In the wake of the Texas fertilizer plant explosion, legislators and safety experts are questioning how the Occupational Safety and Health Administration (OSHA) could have allowed the safety hazards at that particular job site to multiply to dangerous levels. Though the situation is unquestionably complicated, the bottom line is that an unacceptably high rate of workplace accidents occurs in America annually because OSHA's budget is profoundly limited.
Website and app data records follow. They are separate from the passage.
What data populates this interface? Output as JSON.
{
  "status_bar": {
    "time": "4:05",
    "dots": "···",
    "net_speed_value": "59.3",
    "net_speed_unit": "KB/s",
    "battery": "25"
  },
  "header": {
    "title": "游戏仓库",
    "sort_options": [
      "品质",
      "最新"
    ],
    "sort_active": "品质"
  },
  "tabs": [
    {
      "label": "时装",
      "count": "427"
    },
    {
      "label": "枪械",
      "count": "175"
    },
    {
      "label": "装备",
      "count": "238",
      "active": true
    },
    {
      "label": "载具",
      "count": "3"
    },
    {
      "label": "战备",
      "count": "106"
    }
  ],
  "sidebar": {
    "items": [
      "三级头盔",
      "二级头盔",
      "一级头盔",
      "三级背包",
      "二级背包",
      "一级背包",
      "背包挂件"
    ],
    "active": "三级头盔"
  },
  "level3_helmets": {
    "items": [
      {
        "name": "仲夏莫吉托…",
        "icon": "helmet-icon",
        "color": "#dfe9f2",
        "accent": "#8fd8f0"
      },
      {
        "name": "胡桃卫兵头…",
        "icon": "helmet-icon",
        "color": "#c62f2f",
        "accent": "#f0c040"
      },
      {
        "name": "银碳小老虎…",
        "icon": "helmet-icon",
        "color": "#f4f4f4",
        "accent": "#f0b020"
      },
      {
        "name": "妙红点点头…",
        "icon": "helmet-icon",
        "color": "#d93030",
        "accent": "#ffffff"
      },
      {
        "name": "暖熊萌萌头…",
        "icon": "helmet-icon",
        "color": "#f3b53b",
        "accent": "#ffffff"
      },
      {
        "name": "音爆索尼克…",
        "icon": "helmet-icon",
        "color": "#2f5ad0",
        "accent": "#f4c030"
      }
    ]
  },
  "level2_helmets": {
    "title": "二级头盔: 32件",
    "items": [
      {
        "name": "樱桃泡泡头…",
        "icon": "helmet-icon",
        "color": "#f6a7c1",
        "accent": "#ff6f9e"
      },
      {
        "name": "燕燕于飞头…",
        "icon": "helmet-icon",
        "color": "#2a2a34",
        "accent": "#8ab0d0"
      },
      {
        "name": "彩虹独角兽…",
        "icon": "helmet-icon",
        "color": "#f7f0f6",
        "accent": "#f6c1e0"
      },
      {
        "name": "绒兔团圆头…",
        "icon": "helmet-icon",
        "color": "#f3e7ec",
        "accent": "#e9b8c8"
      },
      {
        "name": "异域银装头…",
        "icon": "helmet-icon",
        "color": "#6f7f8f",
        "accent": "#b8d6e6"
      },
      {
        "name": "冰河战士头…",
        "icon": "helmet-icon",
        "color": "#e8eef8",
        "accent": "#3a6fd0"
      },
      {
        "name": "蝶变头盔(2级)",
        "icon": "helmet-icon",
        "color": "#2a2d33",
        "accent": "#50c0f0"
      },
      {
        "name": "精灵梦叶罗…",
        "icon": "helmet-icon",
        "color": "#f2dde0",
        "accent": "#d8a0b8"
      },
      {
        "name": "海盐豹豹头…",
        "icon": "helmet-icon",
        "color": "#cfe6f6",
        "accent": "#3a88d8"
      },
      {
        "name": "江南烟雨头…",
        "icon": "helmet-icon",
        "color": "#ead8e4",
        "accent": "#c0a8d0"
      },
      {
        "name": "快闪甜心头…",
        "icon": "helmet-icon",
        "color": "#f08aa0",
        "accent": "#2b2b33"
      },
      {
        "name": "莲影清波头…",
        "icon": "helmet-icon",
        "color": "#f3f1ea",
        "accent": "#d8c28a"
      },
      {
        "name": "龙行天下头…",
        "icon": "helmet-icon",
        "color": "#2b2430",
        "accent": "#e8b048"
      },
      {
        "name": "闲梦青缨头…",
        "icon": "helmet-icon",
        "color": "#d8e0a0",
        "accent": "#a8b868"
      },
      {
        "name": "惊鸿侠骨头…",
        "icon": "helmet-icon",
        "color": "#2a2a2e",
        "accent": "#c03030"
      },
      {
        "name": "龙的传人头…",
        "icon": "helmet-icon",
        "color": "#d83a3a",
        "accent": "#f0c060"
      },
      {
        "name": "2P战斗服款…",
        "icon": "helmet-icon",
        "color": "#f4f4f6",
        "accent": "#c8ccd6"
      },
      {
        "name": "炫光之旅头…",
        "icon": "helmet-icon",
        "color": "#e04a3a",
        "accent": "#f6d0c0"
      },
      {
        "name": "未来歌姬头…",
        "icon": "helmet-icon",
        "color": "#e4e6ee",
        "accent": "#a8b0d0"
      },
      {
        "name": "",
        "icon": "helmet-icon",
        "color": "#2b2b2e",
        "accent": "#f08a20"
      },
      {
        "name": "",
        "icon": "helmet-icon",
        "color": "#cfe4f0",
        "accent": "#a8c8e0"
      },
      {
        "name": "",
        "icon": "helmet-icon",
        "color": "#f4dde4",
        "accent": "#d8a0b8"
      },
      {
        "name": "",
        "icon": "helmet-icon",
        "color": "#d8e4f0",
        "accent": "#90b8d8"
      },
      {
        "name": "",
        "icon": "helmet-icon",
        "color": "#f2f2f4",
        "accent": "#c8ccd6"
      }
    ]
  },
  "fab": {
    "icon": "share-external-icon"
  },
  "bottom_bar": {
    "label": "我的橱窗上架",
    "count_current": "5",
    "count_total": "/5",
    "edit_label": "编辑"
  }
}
When SuperStorm Sandy rocked the East Coast, the visual images of the damage streamed to the rest of the world on television were staggering. But ultimately, no property damage compared in scale to the loss of human life suffered as a result of the storm and its aftermath. The Occupational Safety and Health Administration (OSHA) recently released a complete picture of that human tragedy in terms of fatal workplace accident rates. To date, 16 workers have died in New York and New Jersey in accidents directly related to SuperStorm Sandy.
A previously unsuccessful federal workplace safety bill is being granted another chance at passage. Democratic representatives from California and Connecticut have reintroduced H.R. 691 entitled the Worker Protection Against Combustible Dust Explosions and Fires Act. The bill's enactment would help to ensure that the rate of factory worker injuries in certain industries drops by preventing explosions resulting from combustible dust.
A New York City newspaper's investigation into work site accidents discovered that job site accidents increased more than 30 percent from fiscal year 2011 to 2012 while the number of injuries rose 46 percent over the same period. These statistics are alarming because enforcement of job site safety has been drastically cut back. So are these cut backs in enforcement the reason for the increase in construction accidents and injuries? From 2009 to 2012, the city's buildings department cut the number of worksite inspections by 40 percent.
The days of the long holiday season that involve a great amount of gift giving are behind us. Now Americans are flocking to malls, grocery stores and large retail outlets in order to exchange gifts, restock the pantry and purchase other things on their wish lists with gift cards. Employees at these large retailers now have their hands full helping customers navigate return policies and restocking the shelves after the holiday rush.
The winter season and the cold and wet weather that accompany it often brings an increase in slips, trips, and falls, especially in New York. Many of these, if severe enough end with a visit to the hospital or emergency room. It is however, not expected that those treating the injured will themselves experience a slip, trip, or fall on the way to lending a helping hand.
A recent survey conducted by Kimberly-Clark Professional reveals that too many workers fail to take proper precautions when it comes to eye protection in the workplace. Specifically, 85 percent of industrial employees responding to the survey indicated that they have observed co-workers failing to adhere to proper eye safety standards by not wearing appropriate protective eyewear in situations that warrant it.
Trying to "have it all" can be quite challenging. In addition to full-time work, many individuals also attempt to build a fulfilling home life, an adventurous social life, hobbies and other passions. Filling one's life with worthwhile challenges is a noble approach. However, new research suggests that trying to juggle too much at once can lead to neck and back injuries, among other health complications.
Last week, we noted that construction workers, first responders and other employees who work out of doors are especially vulnerable to cold stress this time of year. However, it is important to remember that winter makes all employees who live in the north vulnerable to certain kinds of work-related injuries and illnesses.
As autumn slowly gives way to winter, workers who spend any time of their working day must guard against the hazards of cold stress. Unprotected exposure to extreme cold can result in serious work-related injuries and illnesses. Fortunately, there are ways to prevent these conditions and most often there are ways to effectively treat them if they unexpectedly develop.